Battling Ageism

On: April 21, 2016

By Pamela Leland, PhD, Executive Director of The Hickman

Ageism.

Humiliating, disrespecting, diminishing someone because of their age.

Some say it is the last acceptable area of prejudice.

We’ve made progress in addressing many areas of prejudice in our society. It is largely unacceptable to discriminate against minorities based on race or ethnicity, or women based on their gender. We’ve changed our language to be more sensitive to people with physical and cognitive disabilities. We are growing less tolerant of those who speak out against those who are gay or lesbian.

But ageism?

It is everywhere.  And it is entirely – routinely – acceptable. It only takes a stroll down the greeting card aisle to see that making fun of the elderly is acceptable – even good business.

The tide may be changing however. As we begin to see the demographic and economic impact of the “silver tsunami,” businesses and services providers will be swayed by the preferences and sensibilities of the growing senior population. As with most grassroots movements, when a large number of people bring the power of their numbers to the market, things change. At some point, the power of Elders will demand a change in our ageist culture.

Confronting ageism isn’t a new idea. Maggie Kuhn, who was forced to retire from the Presbyterian Church at age 65, channeled her anger and frustration into the founding of the Gray Panthers in 1970. She is attributed with being a driving force in building national awareness of systemic and social discrimination against the elderly. In advocating for the rights of the elderly, she saw success in seeking changes in the regulation of nursing homes.

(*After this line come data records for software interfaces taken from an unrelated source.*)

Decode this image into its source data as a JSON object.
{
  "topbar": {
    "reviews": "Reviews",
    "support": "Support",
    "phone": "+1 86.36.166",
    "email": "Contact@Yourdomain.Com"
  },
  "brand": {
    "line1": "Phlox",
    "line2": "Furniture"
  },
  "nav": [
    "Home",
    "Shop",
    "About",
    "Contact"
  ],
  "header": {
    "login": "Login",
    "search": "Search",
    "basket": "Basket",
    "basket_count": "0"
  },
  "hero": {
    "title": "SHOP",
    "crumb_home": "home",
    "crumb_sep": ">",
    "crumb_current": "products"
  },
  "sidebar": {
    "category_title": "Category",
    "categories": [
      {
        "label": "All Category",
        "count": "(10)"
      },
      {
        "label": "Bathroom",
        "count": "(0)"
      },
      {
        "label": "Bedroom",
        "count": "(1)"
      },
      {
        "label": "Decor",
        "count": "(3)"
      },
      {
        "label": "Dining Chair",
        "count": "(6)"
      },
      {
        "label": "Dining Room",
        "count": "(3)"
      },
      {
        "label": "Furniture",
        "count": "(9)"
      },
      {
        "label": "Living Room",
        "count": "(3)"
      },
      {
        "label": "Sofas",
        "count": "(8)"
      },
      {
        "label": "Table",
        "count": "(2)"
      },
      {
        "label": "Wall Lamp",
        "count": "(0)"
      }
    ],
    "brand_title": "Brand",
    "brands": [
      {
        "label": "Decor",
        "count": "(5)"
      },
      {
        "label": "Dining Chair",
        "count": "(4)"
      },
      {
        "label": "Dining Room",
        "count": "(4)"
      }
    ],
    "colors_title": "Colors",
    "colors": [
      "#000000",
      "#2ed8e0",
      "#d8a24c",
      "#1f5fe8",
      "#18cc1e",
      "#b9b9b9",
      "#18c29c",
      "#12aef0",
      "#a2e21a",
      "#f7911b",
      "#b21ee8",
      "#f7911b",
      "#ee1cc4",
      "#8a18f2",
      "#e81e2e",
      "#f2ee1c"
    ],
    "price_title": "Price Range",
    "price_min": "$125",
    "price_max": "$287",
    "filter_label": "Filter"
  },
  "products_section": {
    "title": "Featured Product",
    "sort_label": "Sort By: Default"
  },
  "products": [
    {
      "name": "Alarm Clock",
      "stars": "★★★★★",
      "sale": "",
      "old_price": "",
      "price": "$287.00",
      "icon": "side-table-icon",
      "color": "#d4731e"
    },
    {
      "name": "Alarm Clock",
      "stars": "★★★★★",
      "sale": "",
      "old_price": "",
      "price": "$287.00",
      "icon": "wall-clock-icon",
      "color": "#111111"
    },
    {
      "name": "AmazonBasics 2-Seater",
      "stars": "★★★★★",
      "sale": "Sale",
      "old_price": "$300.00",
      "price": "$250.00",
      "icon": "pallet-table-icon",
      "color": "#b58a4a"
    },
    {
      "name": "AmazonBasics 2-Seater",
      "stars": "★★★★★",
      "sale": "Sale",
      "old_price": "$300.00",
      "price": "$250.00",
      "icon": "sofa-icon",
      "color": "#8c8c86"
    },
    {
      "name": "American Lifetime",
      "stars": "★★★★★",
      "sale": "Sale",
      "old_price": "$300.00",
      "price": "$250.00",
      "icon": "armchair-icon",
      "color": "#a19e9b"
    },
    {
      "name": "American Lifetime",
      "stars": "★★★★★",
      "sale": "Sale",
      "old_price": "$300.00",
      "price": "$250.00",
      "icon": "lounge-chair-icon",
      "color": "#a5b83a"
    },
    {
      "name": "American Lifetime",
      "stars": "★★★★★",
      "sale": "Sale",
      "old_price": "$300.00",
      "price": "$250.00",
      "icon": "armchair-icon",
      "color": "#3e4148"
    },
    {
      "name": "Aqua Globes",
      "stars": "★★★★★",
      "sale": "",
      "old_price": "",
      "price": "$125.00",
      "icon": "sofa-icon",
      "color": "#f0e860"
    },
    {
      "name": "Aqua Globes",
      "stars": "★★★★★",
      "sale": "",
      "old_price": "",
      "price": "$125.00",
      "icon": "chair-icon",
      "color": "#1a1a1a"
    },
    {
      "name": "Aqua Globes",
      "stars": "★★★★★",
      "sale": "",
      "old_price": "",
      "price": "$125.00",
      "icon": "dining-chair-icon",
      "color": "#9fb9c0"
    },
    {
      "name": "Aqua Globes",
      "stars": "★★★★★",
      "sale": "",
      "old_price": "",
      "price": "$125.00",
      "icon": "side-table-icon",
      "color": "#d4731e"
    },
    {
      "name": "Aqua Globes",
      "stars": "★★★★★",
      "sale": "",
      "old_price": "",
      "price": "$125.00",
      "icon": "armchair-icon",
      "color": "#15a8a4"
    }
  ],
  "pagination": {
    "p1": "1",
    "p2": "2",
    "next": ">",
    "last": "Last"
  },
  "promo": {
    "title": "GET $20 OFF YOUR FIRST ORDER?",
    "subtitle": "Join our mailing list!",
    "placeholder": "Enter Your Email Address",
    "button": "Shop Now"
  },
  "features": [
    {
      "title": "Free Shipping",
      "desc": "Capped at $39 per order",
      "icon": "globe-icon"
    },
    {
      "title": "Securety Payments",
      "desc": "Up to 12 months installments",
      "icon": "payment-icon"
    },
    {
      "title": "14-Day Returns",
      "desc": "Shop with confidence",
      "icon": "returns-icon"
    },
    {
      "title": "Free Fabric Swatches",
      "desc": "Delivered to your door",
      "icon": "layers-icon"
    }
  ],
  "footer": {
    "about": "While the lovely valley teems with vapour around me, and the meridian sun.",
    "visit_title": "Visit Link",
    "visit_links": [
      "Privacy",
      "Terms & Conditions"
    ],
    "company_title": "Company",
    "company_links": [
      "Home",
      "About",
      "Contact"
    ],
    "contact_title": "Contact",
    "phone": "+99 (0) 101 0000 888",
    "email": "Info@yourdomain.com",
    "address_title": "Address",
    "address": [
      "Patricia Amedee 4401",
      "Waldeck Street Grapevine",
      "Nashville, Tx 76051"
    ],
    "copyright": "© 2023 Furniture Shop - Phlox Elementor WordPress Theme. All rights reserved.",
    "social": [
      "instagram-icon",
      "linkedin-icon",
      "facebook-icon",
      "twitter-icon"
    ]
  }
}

Maggie Kuhn also saw the arc of fighting ageism when she said, “By the year 2020, the year of perfect vision, the old will outnumber the young.”

Breaking down any prejudice isn’t easy. Nor is it quick. We only need to look to efforts to eliminate racism and sexism to understand the fight ahead of us. As with these movements, combatting ageism will require commitment and intention – individually and collectively.

Changing attitudes about aging – eliminating ageism – must start with ourselves. We have to become aware of our own biases and prejudices.

Have you thought – or said – “Isn’t he too old to do that?” …  “Wow, she looks great for her age.” …  “He is too young for her.” … “She really should act her age.”

Are you surprised when you hear that … Elders run marathons … travel the world … have sex … dance the tango?

Are you shocked when you hear that Elders make art … write books … create music … learn new languages?

Do you laugh at jokes that make fun of older people?

Do you pity or feel sorry for older people?

Do you treat older people like children … i.e., people who can’t speak for themselves or make their own decisions?

Do you try and tell an older person what to do … because you know what is best for them?

When you meet someone who is retired, do you see someone who is no longer contributing to society … or do you acknowledge a lifetime of experience waiting to be shared?

What words and images come to mind when someone says “senior citizen” or “retired”? Are they positive and affirming words and images or negative words, dehumanizing images and words and phrases that infantilize Elders?

Confronting our own feelings of ageism is the essential first step in changing society’s attitudes about aging. If we can’t see our own prejudices we can’t work to break down the prejudices that exist in our communities. By sharing our own journeys of growth and awareness, we can help others become more aware of their own biases and stereotypes about aging. We can begin to speak out against ageism and call others to join us in treating Elders with the care, love and respect that is deserved.

We are fortunate that there is already a movement to eliminate ageism. There are groups and resources available to help educate, inform and advocate. You only need to join in.  Considering checking out the following organizations as a start: